GOAL OF THE EXERCISE:
The entries below need to be written out exactly, with no pictures included.

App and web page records
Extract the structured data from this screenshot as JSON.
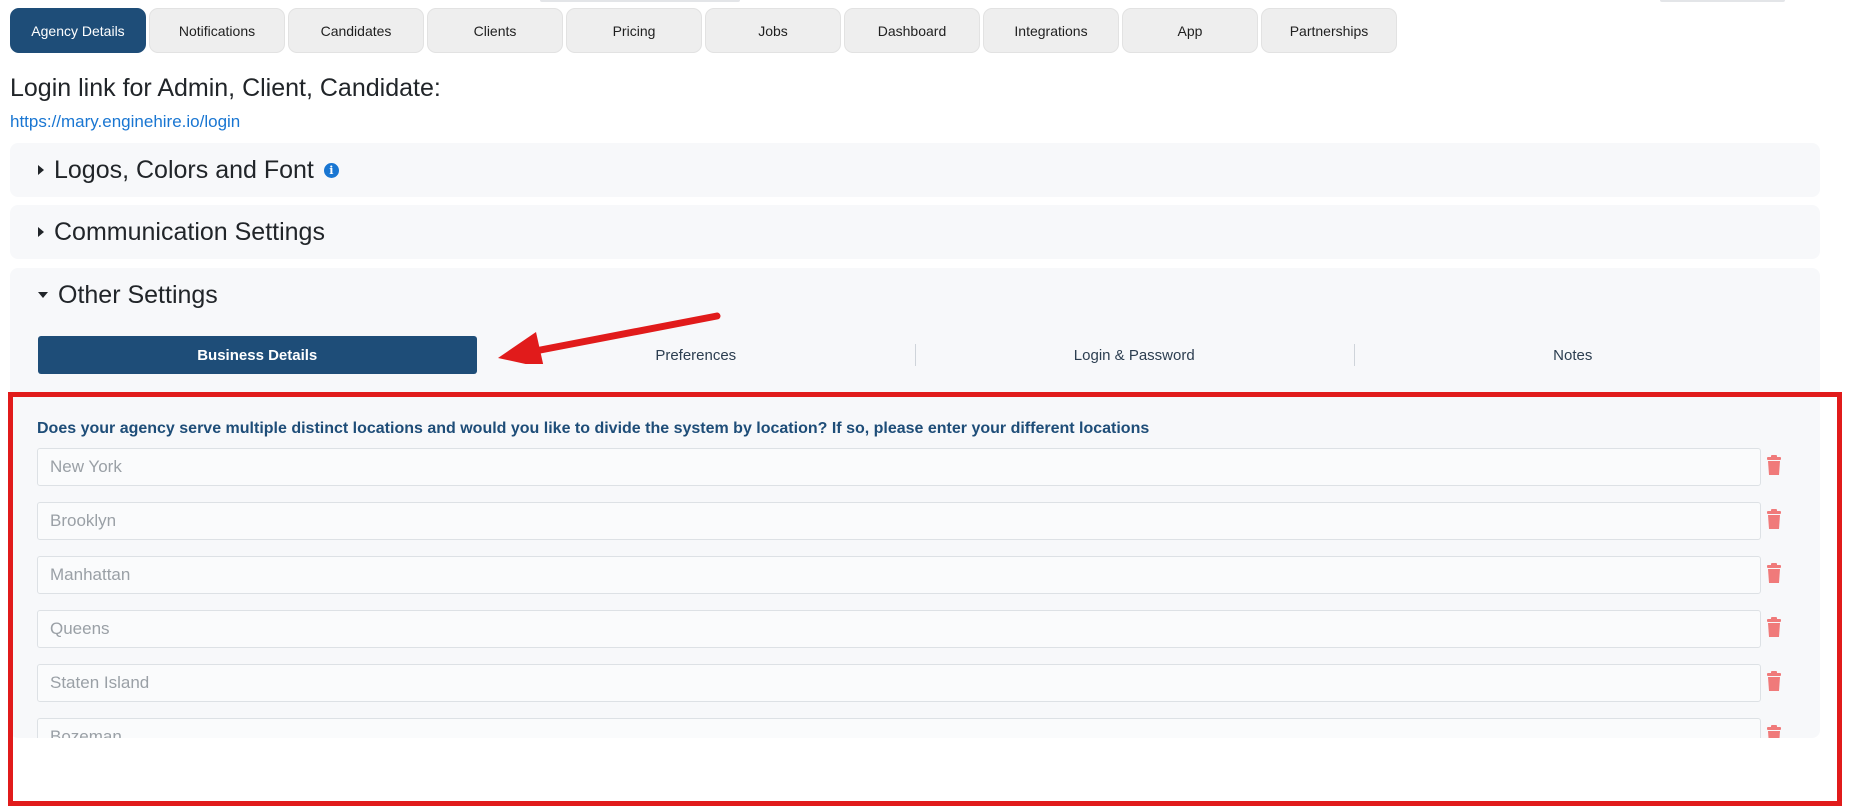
{
  "tabs": [
    {
      "label": "Agency Details",
      "active": true
    },
    {
      "label": "Notifications",
      "active": false
    },
    {
      "label": "Candidates",
      "active": false
    },
    {
      "label": "Clients",
      "active": false
    },
    {
      "label": "Pricing",
      "active": false
    },
    {
      "label": "Jobs",
      "active": false
    },
    {
      "label": "Dashboard",
      "active": false
    },
    {
      "label": "Integrations",
      "active": false
    },
    {
      "label": "App",
      "active": false
    },
    {
      "label": "Partnerships",
      "active": false
    }
  ],
  "login": {
    "title": "Login link for Admin, Client, Candidate:",
    "url": "https://mary.enginehire.io/login"
  },
  "accordions": {
    "logos": {
      "title": "Logos, Colors and Font",
      "expanded": false,
      "icon": "info-icon"
    },
    "communication": {
      "title": "Communication Settings",
      "expanded": false
    },
    "other": {
      "title": "Other Settings",
      "expanded": true
    }
  },
  "subtabs": [
    {
      "label": "Business Details",
      "active": true
    },
    {
      "label": "Preferences",
      "active": false
    },
    {
      "label": "Login & Password",
      "active": false
    },
    {
      "label": "Notes",
      "active": false
    }
  ],
  "business_details": {
    "question": "Does your agency serve multiple distinct locations and would you like to divide the system by location? If so, please enter your different locations",
    "locations": [
      "New York",
      "Brooklyn",
      "Manhattan",
      "Queens",
      "Staten Island",
      "Bozeman"
    ],
    "delete_icon": "trash-icon"
  },
  "colors": {
    "primary": "#1e4d78",
    "link": "#1976d2",
    "delete": "#f07a7a",
    "annotation": "#e11b1b"
  }
}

ANSWER BOX:
Extract the structured data from this screenshot as JSON.
{
  "tabs": [
    {
      "label": "Agency Details",
      "active": true
    },
    {
      "label": "Notifications",
      "active": false
    },
    {
      "label": "Candidates",
      "active": false
    },
    {
      "label": "Clients",
      "active": false
    },
    {
      "label": "Pricing",
      "active": false
    },
    {
      "label": "Jobs",
      "active": false
    },
    {
      "label": "Dashboard",
      "active": false
    },
    {
      "label": "Integrations",
      "active": false
    },
    {
      "label": "App",
      "active": false
    },
    {
      "label": "Partnerships",
      "active": false
    }
  ],
  "login": {
    "title": "Login link for Admin, Client, Candidate:",
    "url": "https://mary.enginehire.io/login"
  },
  "accordions": {
    "logos": {
      "title": "Logos, Colors and Font",
      "expanded": false,
      "icon": "info-icon"
    },
    "communication": {
      "title": "Communication Settings",
      "expanded": false
    },
    "other": {
      "title": "Other Settings",
      "expanded": true
    }
  },
  "subtabs": [
    {
      "label": "Business Details",
      "active": true
    },
    {
      "label": "Preferences",
      "active": false
    },
    {
      "label": "Login & Password",
      "active": false
    },
    {
      "label": "Notes",
      "active": false
    }
  ],
  "business_details": {
    "question": "Does your agency serve multiple distinct locations and would you like to divide the system by location? If so, please enter your different locations",
    "locations": [
      "New York",
      "Brooklyn",
      "Manhattan",
      "Queens",
      "Staten Island",
      "Bozeman"
    ],
    "delete_icon": "trash-icon"
  },
  "colors": {
    "primary": "#1e4d78",
    "link": "#1976d2",
    "delete": "#f07a7a",
    "annotation": "#e11b1b"
  }
}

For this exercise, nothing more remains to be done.